WHO training strengthens capacity of national influenza centres to characterize influenza viruses
Twenty-three virologists from 14 national influenza centres (NICs) in the WHO European Region attended a training course organized by WHO/Europe in partnership with the WHO Collaborating Centre for Reference and Research on Influenza at the Francis Crick Institute (United Kingdom) and the WHO Collaborating Centre for Modelling, Evolution and Control of Emerging Infectious Diseases at the University of Cambridge (United Kingdom).
The 2-day course took place on 24–25 October 2017 at the WHO-recognized NIC at the Research Institute of Influenza in St Petersburg, Russian Federation. It was tailored for laboratory experts from NICs performing virus isolation and antigenic characterization of human influenza viruses.
The course’s main objectives were to:
- discuss and resolve current problems with isolation, identification and antigenic characterization of currently circulating human influenza viruses;
- introduce the antigenic cartography methodology; and
- give an overview of making influenza antigenic maps.
The course consisted of lectures and discussions covering different aspects of antigenic characterization of human influenza viruses and antigenic mapping.

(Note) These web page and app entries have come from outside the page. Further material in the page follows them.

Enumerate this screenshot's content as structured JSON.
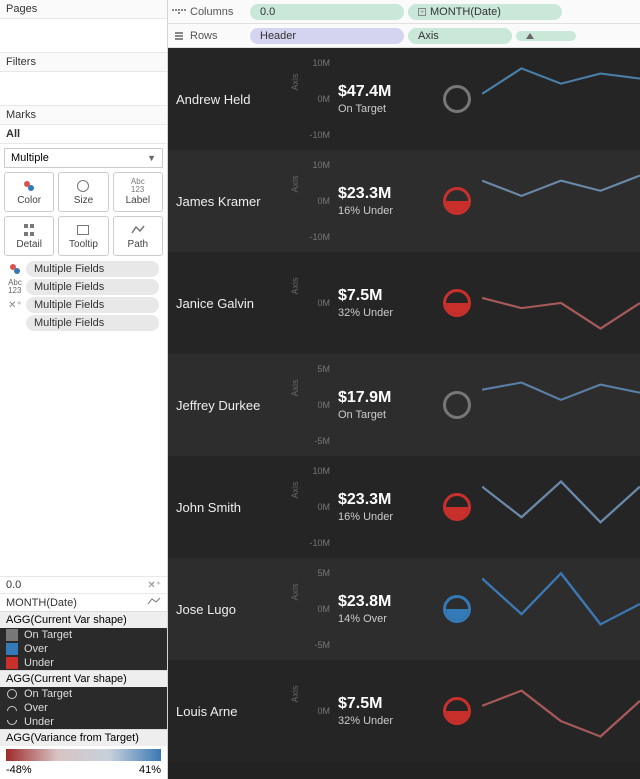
{
  "shelves": {
    "columns_label": "Columns",
    "rows_label": "Rows",
    "col_pills": [
      "0.0",
      "MONTH(Date)"
    ],
    "row_pills": [
      "Header",
      "Axis",
      "Δ"
    ]
  },
  "side": {
    "pages": "Pages",
    "filters": "Filters",
    "marks": "Marks",
    "all": "All",
    "select": "Multiple",
    "btns": {
      "color": "Color",
      "size": "Size",
      "label": "Label",
      "detail": "Detail",
      "tooltip": "Tooltip",
      "path": "Path"
    },
    "fields": [
      "Multiple Fields",
      "Multiple Fields",
      "Multiple Fields",
      "Multiple Fields"
    ],
    "small1_label": "0.0",
    "small2_label": "MONTH(Date)",
    "legend1_title": "AGG(Current Var shape)",
    "legend1_items": [
      {
        "color": "#777777",
        "label": "On Target"
      },
      {
        "color": "#337ab7",
        "label": "Over"
      },
      {
        "color": "#c9302c",
        "label": "Under"
      }
    ],
    "legend2_title": "AGG(Current Var shape)",
    "legend2_items": [
      {
        "shape": "circle",
        "label": "On Target"
      },
      {
        "shape": "half-top",
        "label": "Over"
      },
      {
        "shape": "half-bottom",
        "label": "Under"
      }
    ],
    "legend3_title": "AGG(Variance from Target)",
    "legend3_min": "-48%",
    "legend3_max": "41%"
  },
  "chart_data": {
    "type": "table",
    "rows": [
      {
        "name": "Andrew Held",
        "value": "$47.4M",
        "sub": "On Target",
        "status": "on",
        "ticks": [
          "10M",
          "0M",
          "-10M"
        ],
        "spark": [
          [
            0,
            45
          ],
          [
            30,
            20
          ],
          [
            60,
            35
          ],
          [
            90,
            25
          ],
          [
            120,
            30
          ]
        ],
        "color": "#4a7fa8"
      },
      {
        "name": "James Kramer",
        "value": "$23.3M",
        "sub": "16% Under",
        "status": "under",
        "ticks": [
          "10M",
          "0M",
          "-10M"
        ],
        "spark": [
          [
            0,
            30
          ],
          [
            30,
            45
          ],
          [
            60,
            30
          ],
          [
            90,
            40
          ],
          [
            120,
            25
          ]
        ],
        "color": "#6a89a8"
      },
      {
        "name": "Janice Galvin",
        "value": "$7.5M",
        "sub": "32% Under",
        "status": "under",
        "ticks": [
          "",
          "0M",
          ""
        ],
        "spark": [
          [
            0,
            45
          ],
          [
            30,
            55
          ],
          [
            60,
            50
          ],
          [
            90,
            75
          ],
          [
            120,
            50
          ]
        ],
        "color": "#a85a5a"
      },
      {
        "name": "Jeffrey Durkee",
        "value": "$17.9M",
        "sub": "On Target",
        "status": "on",
        "ticks": [
          "5M",
          "0M",
          "-5M"
        ],
        "spark": [
          [
            0,
            35
          ],
          [
            30,
            28
          ],
          [
            60,
            45
          ],
          [
            90,
            30
          ],
          [
            120,
            38
          ]
        ],
        "color": "#5a80a8"
      },
      {
        "name": "John Smith",
        "value": "$23.3M",
        "sub": "16% Under",
        "status": "under",
        "ticks": [
          "10M",
          "0M",
          "-10M"
        ],
        "spark": [
          [
            0,
            30
          ],
          [
            30,
            60
          ],
          [
            60,
            25
          ],
          [
            90,
            65
          ],
          [
            120,
            30
          ]
        ],
        "color": "#6a89a8"
      },
      {
        "name": "Jose Lugo",
        "value": "$23.8M",
        "sub": "14% Over",
        "status": "over",
        "ticks": [
          "5M",
          "0M",
          "-5M"
        ],
        "spark": [
          [
            0,
            20
          ],
          [
            30,
            55
          ],
          [
            60,
            15
          ],
          [
            90,
            65
          ],
          [
            120,
            45
          ]
        ],
        "color": "#3b78b4"
      },
      {
        "name": "Louis Arne",
        "value": "$7.5M",
        "sub": "32% Under",
        "status": "under",
        "ticks": [
          "",
          "0M",
          ""
        ],
        "spark": [
          [
            0,
            45
          ],
          [
            30,
            30
          ],
          [
            60,
            60
          ],
          [
            90,
            75
          ],
          [
            120,
            40
          ]
        ],
        "color": "#a85a5a"
      }
    ]
  }
}
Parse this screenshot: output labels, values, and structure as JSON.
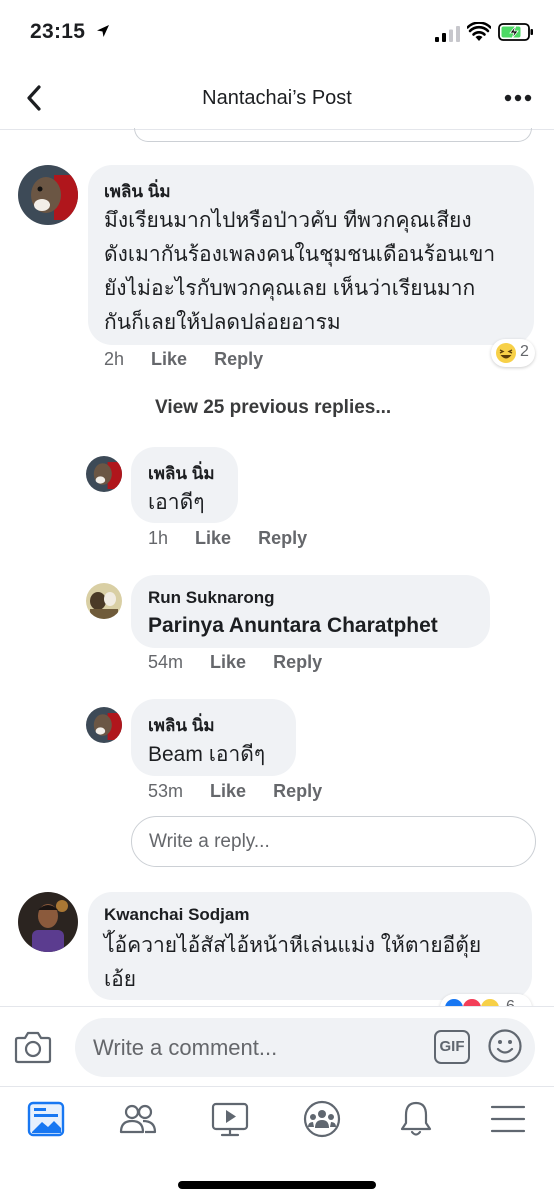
{
  "status_bar": {
    "time": "23:15"
  },
  "header": {
    "title": "Nantachai’s Post"
  },
  "comments": [
    {
      "author": "เพลิน นิ่ม",
      "lines": [
        "มึงเรียนมากไปหรือป่าวคับ ทีพวกคุณเสียง",
        "ดังเมากันร้องเพลงคนในชุมชนเดือนร้อนเขา",
        "ยังไม่อะไรกับพวกคุณเลย เห็นว่าเรียนมาก",
        "กันก็เลยให้ปลดปล่อยอารม"
      ],
      "time": "2h",
      "like": "Like",
      "reply": "Reply",
      "reaction_count": "2"
    },
    {
      "author": "Kwanchai Sodjam",
      "lines": [
        "ไ้อ้ควายไอ้สัสไอ้หน้าหีเล่นแม่ง ให้ตายอีตุ้ย",
        "เอ้ย"
      ],
      "reaction_count": "6"
    }
  ],
  "view_previous": "View 25 previous replies...",
  "replies": [
    {
      "author": "เพลิน นิ่ม",
      "text": "เอาดีๆ",
      "time": "1h",
      "like": "Like",
      "reply": "Reply"
    },
    {
      "author": "Run Suknarong",
      "text": "Parinya Anuntara Charatphet",
      "time": "54m",
      "like": "Like",
      "reply": "Reply"
    },
    {
      "author": "เพลิน นิ่ม",
      "text": "Beam เอาดีๆ",
      "time": "53m",
      "like": "Like",
      "reply": "Reply"
    }
  ],
  "reply_input": {
    "placeholder": "Write a reply..."
  },
  "comment_input": {
    "placeholder": "Write a comment...",
    "gif_label": "GIF"
  },
  "tabs": [
    "news-feed",
    "friends",
    "watch",
    "groups",
    "notifications",
    "menu"
  ],
  "colors": {
    "accent": "#1877f2",
    "bubble": "#f0f2f5",
    "meta": "#65676b"
  }
}
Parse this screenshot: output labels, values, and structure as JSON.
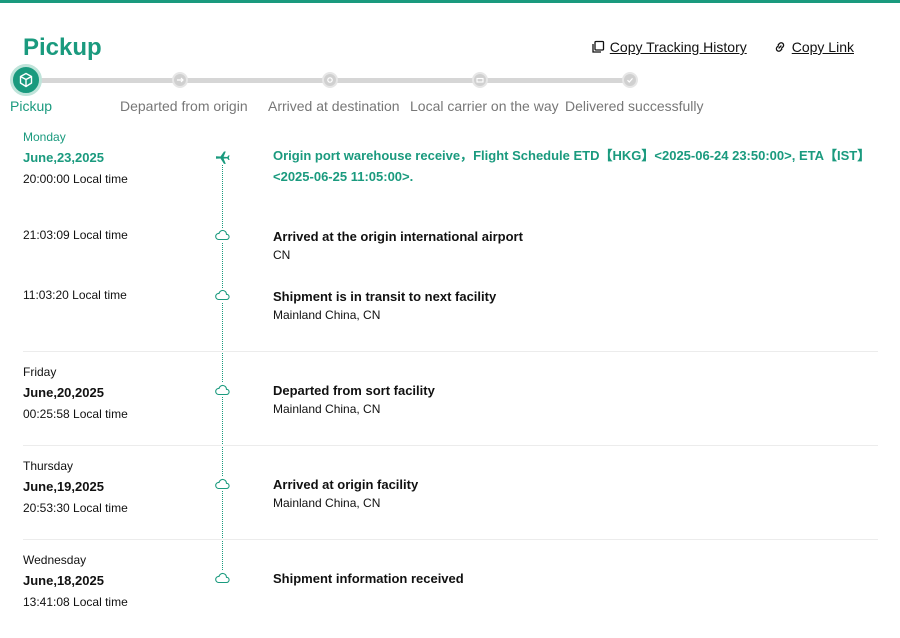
{
  "status": {
    "title": "Pickup"
  },
  "actions": {
    "copy_history": "Copy Tracking History",
    "copy_link": "Copy Link"
  },
  "progress": {
    "steps": [
      {
        "label": "Pickup"
      },
      {
        "label": "Departed from origin"
      },
      {
        "label": "Arrived at destination"
      },
      {
        "label": "Local carrier on the way"
      },
      {
        "label": "Delivered successfully"
      }
    ],
    "current_step": 1
  },
  "colors": {
    "accent": "#1a9a7e",
    "inactive": "#d0d0d0"
  },
  "groups": [
    {
      "weekday": "Monday",
      "date": "June,23,2025"
    },
    {
      "weekday": "Friday",
      "date": "June,20,2025"
    },
    {
      "weekday": "Thursday",
      "date": "June,19,2025"
    },
    {
      "weekday": "Wednesday",
      "date": "June,18,2025"
    }
  ],
  "events": [
    {
      "time": "20:00:00 Local time",
      "title": "Origin port warehouse receive，Flight Schedule ETD【HKG】<2025-06-24 23:50:00>, ETA【IST】<2025-06-25 11:05:00>.",
      "location": "",
      "icon": "plane-icon"
    },
    {
      "time": "21:03:09 Local time",
      "title": "Arrived at the origin international airport",
      "location": "CN",
      "icon": "cloud-icon"
    },
    {
      "time": "11:03:20 Local time",
      "title": "Shipment is in transit to next facility",
      "location": "Mainland China, CN",
      "icon": "cloud-icon"
    },
    {
      "time": "00:25:58 Local time",
      "title": "Departed from sort facility",
      "location": "Mainland China, CN",
      "icon": "cloud-icon"
    },
    {
      "time": "20:53:30 Local time",
      "title": "Arrived at origin facility",
      "location": "Mainland China, CN",
      "icon": "cloud-icon"
    },
    {
      "time": "13:41:08 Local time",
      "title": "Shipment information received",
      "location": "",
      "icon": "cloud-icon"
    }
  ]
}
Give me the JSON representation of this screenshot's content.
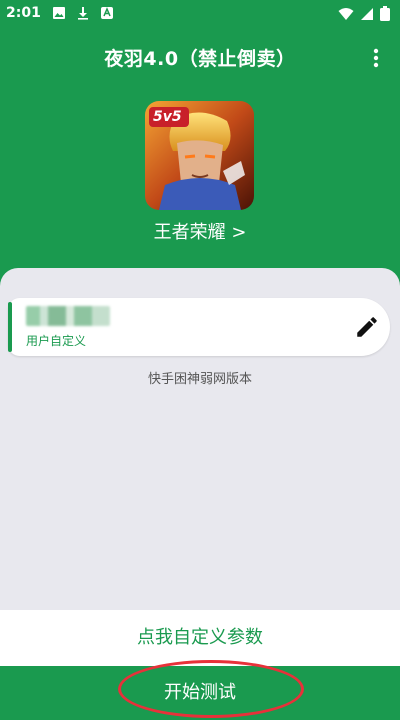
{
  "status": {
    "time": "2:01",
    "icons": [
      "image-icon",
      "download-icon",
      "app-icon"
    ]
  },
  "appbar": {
    "title": "夜羽4.0（禁止倒卖）"
  },
  "game": {
    "name": "王者荣耀 >",
    "badge": "5v5"
  },
  "card": {
    "sublabel": "用户自定义"
  },
  "version": "快手困神弱网版本",
  "actions": {
    "custom": "点我自定义参数",
    "start": "开始测试"
  },
  "colors": {
    "primary": "#1a9a4f",
    "annotation": "#e8313a"
  }
}
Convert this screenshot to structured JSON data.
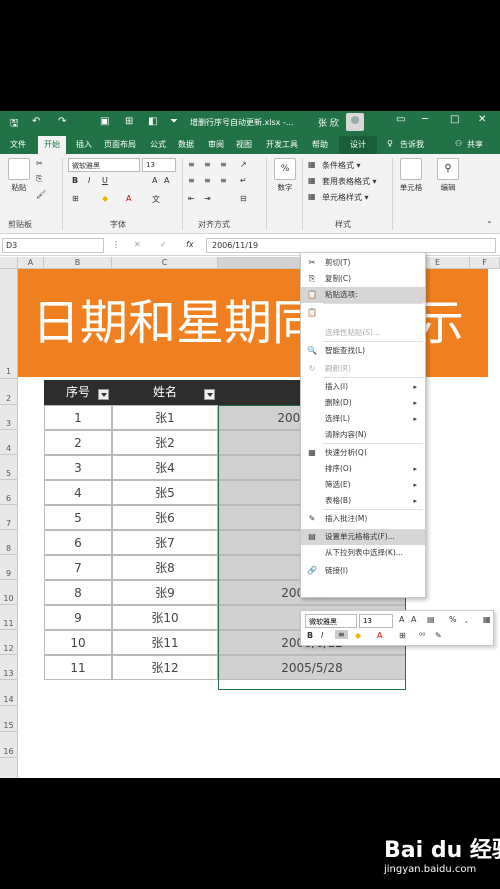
{
  "title_bar": {
    "document_title": "增删行序号自动更新.xlsx -...",
    "user_name": "张 欣",
    "window_controls": [
      "─",
      "□",
      "✕"
    ]
  },
  "tabs": [
    "文件",
    "开始",
    "插入",
    "页面布局",
    "公式",
    "数据",
    "审阅",
    "视图",
    "开发工具",
    "帮助",
    "设计"
  ],
  "tell_me": "告诉我",
  "share": "共享",
  "ribbon": {
    "paste": "粘贴",
    "font_name": "微软雅黑",
    "font_size": "13",
    "number_label": "数字",
    "styles": [
      "条件格式 ▾",
      "套用表格格式 ▾",
      "单元格样式 ▾"
    ],
    "cells": "单元格",
    "edit": "编辑",
    "groups": [
      "剪贴板",
      "字体",
      "对齐方式",
      "样式"
    ]
  },
  "formula_bar": {
    "name_box": "D3",
    "fx": "fx",
    "value": "2006/11/19"
  },
  "columns": [
    "A",
    "B",
    "C",
    "D",
    "E",
    "F"
  ],
  "rows": [
    "1",
    "2",
    "3",
    "4",
    "5",
    "6",
    "7",
    "8",
    "9",
    "10",
    "11",
    "12",
    "13",
    "14",
    "15",
    "16"
  ],
  "banner": "日期和星期同时显示",
  "table": {
    "headers": [
      "序号",
      "姓名",
      "出"
    ],
    "rows": [
      [
        "1",
        "张1",
        "2006/11/19"
      ],
      [
        "2",
        "张2",
        "20"
      ],
      [
        "3",
        "张4",
        "200"
      ],
      [
        "4",
        "张5",
        "200"
      ],
      [
        "5",
        "张6",
        "200"
      ],
      [
        "6",
        "张7",
        "200"
      ],
      [
        "7",
        "张8",
        "20"
      ],
      [
        "8",
        "张9",
        "2005/6/12"
      ],
      [
        "9",
        "张10",
        "200"
      ],
      [
        "10",
        "张11",
        "2006/6/12"
      ],
      [
        "11",
        "张12",
        "2005/5/28"
      ]
    ]
  },
  "context_menu": {
    "items": [
      {
        "label": "剪切(T)",
        "icon": "✂"
      },
      {
        "label": "复制(C)",
        "icon": "⎘"
      },
      {
        "label": "粘贴选项:",
        "icon": "📋"
      },
      {
        "label": "",
        "icon": "📋"
      },
      {
        "label": "选择性粘贴(S)...",
        "icon": ""
      },
      {
        "label": "智能查找(L)",
        "icon": "🔍"
      },
      {
        "label": "刷新(R)",
        "icon": "↻"
      },
      {
        "label": "插入(I)",
        "icon": ""
      },
      {
        "label": "删除(D)",
        "icon": ""
      },
      {
        "label": "选择(L)",
        "icon": ""
      },
      {
        "label": "清除内容(N)",
        "icon": ""
      },
      {
        "label": "快速分析(Q)",
        "icon": "▦"
      },
      {
        "label": "排序(O)",
        "icon": ""
      },
      {
        "label": "筛选(E)",
        "icon": ""
      },
      {
        "label": "表格(B)",
        "icon": ""
      },
      {
        "label": "插入批注(M)",
        "icon": "✎"
      },
      {
        "label": "设置单元格格式(F)...",
        "icon": "▤"
      },
      {
        "label": "从下拉列表中选择(K)...",
        "icon": ""
      },
      {
        "label": "链接(I)",
        "icon": "🔗"
      }
    ]
  },
  "mini_toolbar": {
    "font_name": "微软雅黑",
    "font_size": "13",
    "percent": "%"
  },
  "watermark": {
    "brand": "Bai du 经验",
    "url": "jingyan.baidu.com"
  }
}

The first day was dedicated to providing an overview of currently circulating influenza viruses and of approaches to overcoming challenges encountered when performing antigenic characterization of seasonal influenza viruses.
In a practical session on the second day, participants practiced making antigenic maps based on actual data sets obtained from haemagglutination inhibition or virus neutralization assays.
The participants appraised the training very positively; the average evaluation at the conclusion of the course was 4.9 out of a possible 5 points.
The training was funded by the Pandemic Influenza Preparedness Framework Partnership Contribution (PC) Implementation Plan 2013–2016. The PC Implementation Plan aims to strengthen NIC capacity and influenza virological surveillance in the Region, together with WHO/Europe’s high threat pathogens programme, as part of its annual training programme for influenza virologists.